ACTION ITEM:
From the records that follow, copy every line in which "labels" appears.

(SUPPLIED DATA begins)

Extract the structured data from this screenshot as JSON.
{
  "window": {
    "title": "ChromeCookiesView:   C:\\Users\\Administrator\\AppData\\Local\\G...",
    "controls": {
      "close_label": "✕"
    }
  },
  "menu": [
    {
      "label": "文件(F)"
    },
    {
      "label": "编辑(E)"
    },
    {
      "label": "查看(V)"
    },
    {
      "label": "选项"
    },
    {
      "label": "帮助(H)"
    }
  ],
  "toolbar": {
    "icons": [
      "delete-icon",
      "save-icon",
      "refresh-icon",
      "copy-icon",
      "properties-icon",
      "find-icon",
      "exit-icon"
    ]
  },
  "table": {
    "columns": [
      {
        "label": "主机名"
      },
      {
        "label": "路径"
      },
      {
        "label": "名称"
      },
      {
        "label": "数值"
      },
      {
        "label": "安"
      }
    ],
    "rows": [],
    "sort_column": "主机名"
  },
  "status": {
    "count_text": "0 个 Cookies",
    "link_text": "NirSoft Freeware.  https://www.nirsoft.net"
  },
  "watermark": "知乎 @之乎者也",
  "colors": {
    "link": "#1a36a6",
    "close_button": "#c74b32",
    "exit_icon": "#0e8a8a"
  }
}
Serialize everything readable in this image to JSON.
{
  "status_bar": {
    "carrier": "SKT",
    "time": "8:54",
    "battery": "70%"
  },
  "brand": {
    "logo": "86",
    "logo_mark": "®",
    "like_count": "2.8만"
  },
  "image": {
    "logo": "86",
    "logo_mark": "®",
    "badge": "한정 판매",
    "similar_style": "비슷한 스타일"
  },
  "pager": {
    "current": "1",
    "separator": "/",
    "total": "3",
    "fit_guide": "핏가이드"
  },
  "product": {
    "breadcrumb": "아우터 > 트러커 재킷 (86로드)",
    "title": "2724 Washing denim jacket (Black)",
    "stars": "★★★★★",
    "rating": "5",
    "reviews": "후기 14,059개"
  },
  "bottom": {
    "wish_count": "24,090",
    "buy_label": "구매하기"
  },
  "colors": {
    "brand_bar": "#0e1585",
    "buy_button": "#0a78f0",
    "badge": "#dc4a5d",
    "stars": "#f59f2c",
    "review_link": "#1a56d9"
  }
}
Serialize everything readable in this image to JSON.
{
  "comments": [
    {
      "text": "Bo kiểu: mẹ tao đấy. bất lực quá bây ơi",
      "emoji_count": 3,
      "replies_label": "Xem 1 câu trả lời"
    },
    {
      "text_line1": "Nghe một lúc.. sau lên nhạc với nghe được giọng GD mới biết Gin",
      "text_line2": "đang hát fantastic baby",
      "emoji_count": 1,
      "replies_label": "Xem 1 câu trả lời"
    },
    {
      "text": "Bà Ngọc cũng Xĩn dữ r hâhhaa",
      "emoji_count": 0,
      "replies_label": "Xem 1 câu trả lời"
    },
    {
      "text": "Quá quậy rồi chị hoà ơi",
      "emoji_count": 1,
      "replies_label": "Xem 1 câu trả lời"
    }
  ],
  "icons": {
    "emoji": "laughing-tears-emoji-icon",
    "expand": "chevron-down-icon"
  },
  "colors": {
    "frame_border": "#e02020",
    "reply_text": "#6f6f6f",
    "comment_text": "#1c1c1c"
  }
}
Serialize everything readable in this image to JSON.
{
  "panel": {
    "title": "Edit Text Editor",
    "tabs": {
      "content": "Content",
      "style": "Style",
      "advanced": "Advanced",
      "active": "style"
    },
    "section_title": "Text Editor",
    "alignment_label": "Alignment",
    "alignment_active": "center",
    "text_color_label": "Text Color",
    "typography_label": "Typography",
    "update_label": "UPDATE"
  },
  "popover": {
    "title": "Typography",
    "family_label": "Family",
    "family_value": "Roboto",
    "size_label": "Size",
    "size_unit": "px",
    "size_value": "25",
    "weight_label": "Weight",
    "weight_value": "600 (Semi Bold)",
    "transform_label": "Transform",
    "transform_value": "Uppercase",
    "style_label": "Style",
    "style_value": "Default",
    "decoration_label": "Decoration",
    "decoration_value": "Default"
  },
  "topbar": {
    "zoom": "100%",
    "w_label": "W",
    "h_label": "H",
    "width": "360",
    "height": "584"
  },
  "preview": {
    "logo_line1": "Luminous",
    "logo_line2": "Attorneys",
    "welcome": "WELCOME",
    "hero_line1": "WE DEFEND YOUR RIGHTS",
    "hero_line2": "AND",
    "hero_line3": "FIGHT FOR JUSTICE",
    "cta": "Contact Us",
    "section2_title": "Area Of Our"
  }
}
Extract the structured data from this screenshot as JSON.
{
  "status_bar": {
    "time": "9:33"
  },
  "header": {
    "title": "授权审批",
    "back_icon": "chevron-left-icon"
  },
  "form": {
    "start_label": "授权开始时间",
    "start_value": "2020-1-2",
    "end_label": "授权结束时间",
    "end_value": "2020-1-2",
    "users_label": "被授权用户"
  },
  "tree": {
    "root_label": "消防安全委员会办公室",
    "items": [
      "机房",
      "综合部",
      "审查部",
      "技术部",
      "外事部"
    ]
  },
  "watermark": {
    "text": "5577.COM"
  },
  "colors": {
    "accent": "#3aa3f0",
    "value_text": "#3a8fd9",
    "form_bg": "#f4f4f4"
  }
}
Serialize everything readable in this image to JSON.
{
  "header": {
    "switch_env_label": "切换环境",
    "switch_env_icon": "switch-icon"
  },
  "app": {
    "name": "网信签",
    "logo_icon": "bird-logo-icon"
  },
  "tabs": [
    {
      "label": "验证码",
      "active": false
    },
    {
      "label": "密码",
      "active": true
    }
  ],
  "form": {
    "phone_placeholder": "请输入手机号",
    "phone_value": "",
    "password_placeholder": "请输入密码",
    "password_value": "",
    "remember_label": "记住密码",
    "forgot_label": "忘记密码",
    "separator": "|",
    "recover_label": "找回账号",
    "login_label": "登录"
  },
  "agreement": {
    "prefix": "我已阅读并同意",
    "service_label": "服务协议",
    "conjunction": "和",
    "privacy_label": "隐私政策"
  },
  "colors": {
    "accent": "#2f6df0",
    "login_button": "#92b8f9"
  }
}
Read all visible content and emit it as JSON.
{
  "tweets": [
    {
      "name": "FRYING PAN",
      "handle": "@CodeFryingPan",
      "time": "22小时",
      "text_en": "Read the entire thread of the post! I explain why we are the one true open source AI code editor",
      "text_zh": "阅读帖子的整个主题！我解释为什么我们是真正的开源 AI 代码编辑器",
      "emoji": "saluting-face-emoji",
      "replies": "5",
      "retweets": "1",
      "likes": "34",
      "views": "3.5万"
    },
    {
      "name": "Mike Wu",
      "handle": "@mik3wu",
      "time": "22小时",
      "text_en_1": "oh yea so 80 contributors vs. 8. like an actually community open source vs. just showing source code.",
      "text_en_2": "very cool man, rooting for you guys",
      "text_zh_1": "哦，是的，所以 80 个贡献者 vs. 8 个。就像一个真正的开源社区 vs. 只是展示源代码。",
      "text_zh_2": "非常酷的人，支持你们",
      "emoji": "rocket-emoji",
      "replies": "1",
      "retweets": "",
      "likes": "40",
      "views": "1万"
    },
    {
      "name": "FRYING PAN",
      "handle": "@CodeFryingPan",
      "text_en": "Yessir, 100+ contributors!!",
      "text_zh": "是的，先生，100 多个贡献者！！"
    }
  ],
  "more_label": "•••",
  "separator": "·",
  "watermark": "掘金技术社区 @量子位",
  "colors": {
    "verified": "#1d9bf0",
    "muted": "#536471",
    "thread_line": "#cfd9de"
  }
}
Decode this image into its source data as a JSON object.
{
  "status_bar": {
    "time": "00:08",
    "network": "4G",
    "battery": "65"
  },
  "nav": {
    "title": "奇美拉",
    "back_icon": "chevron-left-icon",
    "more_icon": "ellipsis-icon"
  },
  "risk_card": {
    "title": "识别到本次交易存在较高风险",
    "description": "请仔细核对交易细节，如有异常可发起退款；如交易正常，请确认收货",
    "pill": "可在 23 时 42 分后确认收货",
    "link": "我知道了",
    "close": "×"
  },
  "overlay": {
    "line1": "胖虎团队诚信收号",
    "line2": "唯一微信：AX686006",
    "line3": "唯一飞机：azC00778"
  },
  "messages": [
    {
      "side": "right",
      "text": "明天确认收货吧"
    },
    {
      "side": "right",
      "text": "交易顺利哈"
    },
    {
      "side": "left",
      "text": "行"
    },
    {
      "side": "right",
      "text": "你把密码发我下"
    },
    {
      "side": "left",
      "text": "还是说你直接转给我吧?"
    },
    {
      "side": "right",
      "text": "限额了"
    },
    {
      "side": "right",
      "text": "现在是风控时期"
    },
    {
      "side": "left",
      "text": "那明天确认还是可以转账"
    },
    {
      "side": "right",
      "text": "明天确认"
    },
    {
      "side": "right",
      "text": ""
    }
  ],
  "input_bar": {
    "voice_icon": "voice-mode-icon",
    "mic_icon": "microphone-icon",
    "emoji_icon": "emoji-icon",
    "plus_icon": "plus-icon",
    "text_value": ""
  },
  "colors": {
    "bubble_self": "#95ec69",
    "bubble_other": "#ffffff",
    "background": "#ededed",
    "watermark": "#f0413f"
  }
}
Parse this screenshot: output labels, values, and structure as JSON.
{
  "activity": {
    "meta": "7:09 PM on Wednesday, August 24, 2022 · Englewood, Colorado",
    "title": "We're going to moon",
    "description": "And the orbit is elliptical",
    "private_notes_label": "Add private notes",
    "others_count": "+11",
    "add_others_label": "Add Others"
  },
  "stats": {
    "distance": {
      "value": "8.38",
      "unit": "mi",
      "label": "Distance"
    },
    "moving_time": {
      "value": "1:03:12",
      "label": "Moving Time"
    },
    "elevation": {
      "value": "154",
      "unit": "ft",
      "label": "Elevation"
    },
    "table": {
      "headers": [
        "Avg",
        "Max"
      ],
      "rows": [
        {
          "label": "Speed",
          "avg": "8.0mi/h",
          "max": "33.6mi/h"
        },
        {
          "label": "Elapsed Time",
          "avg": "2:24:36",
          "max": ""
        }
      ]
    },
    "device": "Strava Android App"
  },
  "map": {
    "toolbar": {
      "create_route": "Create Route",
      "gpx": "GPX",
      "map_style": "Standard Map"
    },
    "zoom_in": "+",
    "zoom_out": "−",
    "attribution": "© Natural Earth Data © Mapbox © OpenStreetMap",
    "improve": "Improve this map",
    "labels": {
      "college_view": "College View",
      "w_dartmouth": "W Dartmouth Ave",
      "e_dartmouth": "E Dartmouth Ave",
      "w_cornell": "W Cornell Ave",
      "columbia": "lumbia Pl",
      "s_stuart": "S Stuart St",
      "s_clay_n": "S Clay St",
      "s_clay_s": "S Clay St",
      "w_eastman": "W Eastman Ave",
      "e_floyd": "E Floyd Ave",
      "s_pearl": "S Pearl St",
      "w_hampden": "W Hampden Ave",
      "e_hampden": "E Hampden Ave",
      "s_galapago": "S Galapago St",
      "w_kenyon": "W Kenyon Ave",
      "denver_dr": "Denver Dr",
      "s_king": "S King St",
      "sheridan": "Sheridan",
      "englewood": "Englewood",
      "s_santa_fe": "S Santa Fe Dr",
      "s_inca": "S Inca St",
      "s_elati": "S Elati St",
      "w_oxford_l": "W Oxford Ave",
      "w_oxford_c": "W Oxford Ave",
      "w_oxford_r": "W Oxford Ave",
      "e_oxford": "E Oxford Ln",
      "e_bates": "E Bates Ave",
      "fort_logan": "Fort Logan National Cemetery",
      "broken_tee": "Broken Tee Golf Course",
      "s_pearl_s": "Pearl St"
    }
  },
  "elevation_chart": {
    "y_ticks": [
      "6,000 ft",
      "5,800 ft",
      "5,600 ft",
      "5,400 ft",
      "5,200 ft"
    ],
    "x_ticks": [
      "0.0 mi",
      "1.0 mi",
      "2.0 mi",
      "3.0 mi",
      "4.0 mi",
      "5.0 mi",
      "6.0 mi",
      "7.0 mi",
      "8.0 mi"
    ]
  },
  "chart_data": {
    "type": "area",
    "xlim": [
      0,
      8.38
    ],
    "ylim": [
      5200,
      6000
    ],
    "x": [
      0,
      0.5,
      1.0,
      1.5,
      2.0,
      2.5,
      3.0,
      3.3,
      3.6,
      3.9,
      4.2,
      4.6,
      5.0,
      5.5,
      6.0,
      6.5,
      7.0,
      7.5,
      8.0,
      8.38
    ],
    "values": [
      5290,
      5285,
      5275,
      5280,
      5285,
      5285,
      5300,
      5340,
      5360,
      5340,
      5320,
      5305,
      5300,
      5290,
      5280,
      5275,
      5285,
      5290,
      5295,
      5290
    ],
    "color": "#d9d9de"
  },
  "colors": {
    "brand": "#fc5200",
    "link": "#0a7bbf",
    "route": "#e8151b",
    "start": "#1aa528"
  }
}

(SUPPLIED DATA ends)

SOLUTION TO THE EXERCISE:
Parse this screenshot: output labels, values, and structure as JSON.
    "labels": {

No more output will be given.